--- Activity ---
Which of the lines below holds the string "station"? Copy every line that does.

--- Dataset extract ---
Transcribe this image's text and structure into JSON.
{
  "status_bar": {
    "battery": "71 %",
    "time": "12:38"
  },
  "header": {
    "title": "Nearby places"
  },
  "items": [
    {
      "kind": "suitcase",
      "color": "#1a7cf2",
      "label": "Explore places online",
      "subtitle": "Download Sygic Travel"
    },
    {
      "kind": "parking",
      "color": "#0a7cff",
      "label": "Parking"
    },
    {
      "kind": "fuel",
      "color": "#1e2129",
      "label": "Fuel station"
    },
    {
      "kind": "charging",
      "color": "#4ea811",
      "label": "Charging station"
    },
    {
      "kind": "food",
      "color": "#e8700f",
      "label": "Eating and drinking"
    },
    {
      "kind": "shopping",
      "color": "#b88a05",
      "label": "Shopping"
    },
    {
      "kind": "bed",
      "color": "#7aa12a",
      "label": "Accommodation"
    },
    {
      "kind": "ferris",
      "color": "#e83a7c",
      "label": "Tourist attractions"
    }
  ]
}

--- Problem solution ---
      "label": "Fuel station"
      "label": "Charging station"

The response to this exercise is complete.